Task statement:
Word for word, set down every record that appears below.

Material shown below:

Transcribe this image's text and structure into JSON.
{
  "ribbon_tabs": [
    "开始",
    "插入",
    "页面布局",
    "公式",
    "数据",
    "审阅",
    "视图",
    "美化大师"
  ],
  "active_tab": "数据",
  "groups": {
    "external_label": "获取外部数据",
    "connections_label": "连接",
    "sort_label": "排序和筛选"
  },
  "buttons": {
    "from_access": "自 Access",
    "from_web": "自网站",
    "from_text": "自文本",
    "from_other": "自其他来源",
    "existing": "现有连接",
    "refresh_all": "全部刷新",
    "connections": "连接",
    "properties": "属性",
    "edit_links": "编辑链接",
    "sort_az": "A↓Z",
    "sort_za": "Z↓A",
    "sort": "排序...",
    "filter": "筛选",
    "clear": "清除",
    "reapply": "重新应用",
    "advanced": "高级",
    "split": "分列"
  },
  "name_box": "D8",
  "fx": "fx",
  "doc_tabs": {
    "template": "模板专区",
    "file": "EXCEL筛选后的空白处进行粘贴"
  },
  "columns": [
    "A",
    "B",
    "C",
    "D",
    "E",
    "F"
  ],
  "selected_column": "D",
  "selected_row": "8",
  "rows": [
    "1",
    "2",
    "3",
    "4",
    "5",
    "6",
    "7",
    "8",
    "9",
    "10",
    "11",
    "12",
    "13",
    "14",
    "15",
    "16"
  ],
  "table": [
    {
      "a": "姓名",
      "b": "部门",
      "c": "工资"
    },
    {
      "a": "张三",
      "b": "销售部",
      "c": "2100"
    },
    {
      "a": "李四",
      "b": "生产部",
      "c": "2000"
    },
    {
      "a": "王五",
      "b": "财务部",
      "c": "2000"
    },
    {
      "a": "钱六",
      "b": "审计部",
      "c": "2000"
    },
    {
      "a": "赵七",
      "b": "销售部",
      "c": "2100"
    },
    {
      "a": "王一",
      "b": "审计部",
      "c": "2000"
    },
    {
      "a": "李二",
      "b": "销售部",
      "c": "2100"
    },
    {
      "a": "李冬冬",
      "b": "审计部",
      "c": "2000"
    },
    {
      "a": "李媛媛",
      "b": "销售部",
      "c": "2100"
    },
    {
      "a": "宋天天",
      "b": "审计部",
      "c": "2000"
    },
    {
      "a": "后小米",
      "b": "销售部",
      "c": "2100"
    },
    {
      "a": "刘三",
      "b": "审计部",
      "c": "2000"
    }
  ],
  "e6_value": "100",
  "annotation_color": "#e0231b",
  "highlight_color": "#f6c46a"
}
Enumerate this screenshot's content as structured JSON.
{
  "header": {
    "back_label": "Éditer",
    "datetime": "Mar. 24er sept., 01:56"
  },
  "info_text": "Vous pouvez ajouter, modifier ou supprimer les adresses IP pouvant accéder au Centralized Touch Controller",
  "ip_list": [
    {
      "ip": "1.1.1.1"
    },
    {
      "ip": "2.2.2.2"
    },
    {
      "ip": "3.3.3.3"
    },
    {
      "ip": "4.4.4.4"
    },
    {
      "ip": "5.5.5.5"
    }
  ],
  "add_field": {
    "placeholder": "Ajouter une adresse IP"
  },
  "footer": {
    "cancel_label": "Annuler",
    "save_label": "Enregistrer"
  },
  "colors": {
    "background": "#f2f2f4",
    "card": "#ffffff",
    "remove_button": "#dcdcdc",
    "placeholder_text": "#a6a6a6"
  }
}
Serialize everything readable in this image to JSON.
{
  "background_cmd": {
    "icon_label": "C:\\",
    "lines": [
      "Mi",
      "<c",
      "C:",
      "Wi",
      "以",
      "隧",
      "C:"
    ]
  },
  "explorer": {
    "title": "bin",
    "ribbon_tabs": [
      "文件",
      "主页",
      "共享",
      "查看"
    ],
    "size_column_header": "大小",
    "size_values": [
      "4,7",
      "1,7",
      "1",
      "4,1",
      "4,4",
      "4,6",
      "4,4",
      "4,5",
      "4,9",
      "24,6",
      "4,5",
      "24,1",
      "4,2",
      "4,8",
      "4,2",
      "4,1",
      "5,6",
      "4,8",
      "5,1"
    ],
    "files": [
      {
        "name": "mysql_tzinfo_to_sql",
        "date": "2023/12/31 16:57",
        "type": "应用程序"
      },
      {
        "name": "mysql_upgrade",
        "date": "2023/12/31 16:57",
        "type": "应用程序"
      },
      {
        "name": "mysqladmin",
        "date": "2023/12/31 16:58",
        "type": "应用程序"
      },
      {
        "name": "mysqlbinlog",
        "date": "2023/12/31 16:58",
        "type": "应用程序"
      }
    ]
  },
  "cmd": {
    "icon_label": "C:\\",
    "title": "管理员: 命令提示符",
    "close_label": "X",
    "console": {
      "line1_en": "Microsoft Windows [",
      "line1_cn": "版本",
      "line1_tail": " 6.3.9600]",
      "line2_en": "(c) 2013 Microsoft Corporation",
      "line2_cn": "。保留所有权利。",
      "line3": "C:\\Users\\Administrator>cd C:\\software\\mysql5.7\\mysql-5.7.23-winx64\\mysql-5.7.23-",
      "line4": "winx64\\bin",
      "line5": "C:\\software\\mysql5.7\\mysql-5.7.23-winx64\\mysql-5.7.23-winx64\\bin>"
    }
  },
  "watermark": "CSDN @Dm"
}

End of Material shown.

Response:
Transcribe this image's text and structure into JSON.
{
  "ribbon_tabs": [
    "开始",
    "插入",
    "页面布局",
    "公式",
    "数据",
    "审阅",
    "视图",
    "美化大师"
  ],
  "active_tab": "数据",
  "groups": {
    "external_label": "获取外部数据",
    "connections_label": "连接",
    "sort_label": "排序和筛选"
  },
  "buttons": {
    "from_access": "自 Access",
    "from_web": "自网站",
    "from_text": "自文本",
    "from_other": "自其他来源",
    "existing": "现有连接",
    "refresh_all": "全部刷新",
    "connections": "连接",
    "properties": "属性",
    "edit_links": "编辑链接",
    "sort_az": "A↓Z",
    "sort_za": "Z↓A",
    "sort": "排序...",
    "filter": "筛选",
    "clear": "清除",
    "reapply": "重新应用",
    "advanced": "高级",
    "split": "分列"
  },
  "name_box": "D8",
  "fx": "fx",
  "doc_tabs": {
    "template": "模板专区",
    "file": "EXCEL筛选后的空白处进行粘贴"
  },
  "columns": [
    "A",
    "B",
    "C",
    "D",
    "E",
    "F"
  ],
  "selected_column": "D",
  "selected_row": "8",
  "rows": [
    "1",
    "2",
    "3",
    "4",
    "5",
    "6",
    "7",
    "8",
    "9",
    "10",
    "11",
    "12",
    "13",
    "14",
    "15",
    "16"
  ],
  "table": [
    {
      "a": "姓名",
      "b": "部门",
      "c": "工资"
    },
    {
      "a": "张三",
      "b": "销售部",
      "c": "2100"
    },
    {
      "a": "李四",
      "b": "生产部",
      "c": "2000"
    },
    {
      "a": "王五",
      "b": "财务部",
      "c": "2000"
    },
    {
      "a": "钱六",
      "b": "审计部",
      "c": "2000"
    },
    {
      "a": "赵七",
      "b": "销售部",
      "c": "2100"
    },
    {
      "a": "王一",
      "b": "审计部",
      "c": "2000"
    },
    {
      "a": "李二",
      "b": "销售部",
      "c": "2100"
    },
    {
      "a": "李冬冬",
      "b": "审计部",
      "c": "2000"
    },
    {
      "a": "李媛媛",
      "b": "销售部",
      "c": "2100"
    },
    {
      "a": "宋天天",
      "b": "审计部",
      "c": "2000"
    },
    {
      "a": "后小米",
      "b": "销售部",
      "c": "2100"
    },
    {
      "a": "刘三",
      "b": "审计部",
      "c": "2000"
    }
  ],
  "e6_value": "100",
  "annotation_color": "#e0231b",
  "highlight_color": "#f6c46a"
}
Enumerate this screenshot's content as structured JSON.
{
  "header": {
    "back_label": "Éditer",
    "datetime": "Mar. 24er sept., 01:56"
  },
  "info_text": "Vous pouvez ajouter, modifier ou supprimer les adresses IP pouvant accéder au Centralized Touch Controller",
  "ip_list": [
    {
      "ip": "1.1.1.1"
    },
    {
      "ip": "2.2.2.2"
    },
    {
      "ip": "3.3.3.3"
    },
    {
      "ip": "4.4.4.4"
    },
    {
      "ip": "5.5.5.5"
    }
  ],
  "add_field": {
    "placeholder": "Ajouter une adresse IP"
  },
  "footer": {
    "cancel_label": "Annuler",
    "save_label": "Enregistrer"
  },
  "colors": {
    "background": "#f2f2f4",
    "card": "#ffffff",
    "remove_button": "#dcdcdc",
    "placeholder_text": "#a6a6a6"
  }
}
Serialize everything readable in this image to JSON.
{
  "background_cmd": {
    "icon_label": "C:\\",
    "lines": [
      "Mi",
      "<c",
      "C:",
      "Wi",
      "以",
      "隧",
      "C:"
    ]
  },
  "explorer": {
    "title": "bin",
    "ribbon_tabs": [
      "文件",
      "主页",
      "共享",
      "查看"
    ],
    "size_column_header": "大小",
    "size_values": [
      "4,7",
      "1,7",
      "1",
      "4,1",
      "4,4",
      "4,6",
      "4,4",
      "4,5",
      "4,9",
      "24,6",
      "4,5",
      "24,1",
      "4,2",
      "4,8",
      "4,2",
      "4,1",
      "5,6",
      "4,8",
      "5,1"
    ],
    "files": [
      {
        "name": "mysql_tzinfo_to_sql",
        "date": "2023/12/31 16:57",
        "type": "应用程序"
      },
      {
        "name": "mysql_upgrade",
        "date": "2023/12/31 16:57",
        "type": "应用程序"
      },
      {
        "name": "mysqladmin",
        "date": "2023/12/31 16:58",
        "type": "应用程序"
      },
      {
        "name": "mysqlbinlog",
        "date": "2023/12/31 16:58",
        "type": "应用程序"
      }
    ]
  },
  "cmd": {
    "icon_label": "C:\\",
    "title": "管理员: 命令提示符",
    "close_label": "X",
    "console": {
      "line1_en": "Microsoft Windows [",
      "line1_cn": "版本",
      "line1_tail": " 6.3.9600]",
      "line2_en": "(c) 2013 Microsoft Corporation",
      "line2_cn": "。保留所有权利。",
      "line3": "C:\\Users\\Administrator>cd C:\\software\\mysql5.7\\mysql-5.7.23-winx64\\mysql-5.7.23-",
      "line4": "winx64\\bin",
      "line5": "C:\\software\\mysql5.7\\mysql-5.7.23-winx64\\mysql-5.7.23-winx64\\bin>"
    }
  },
  "watermark": "CSDN @Dm"
}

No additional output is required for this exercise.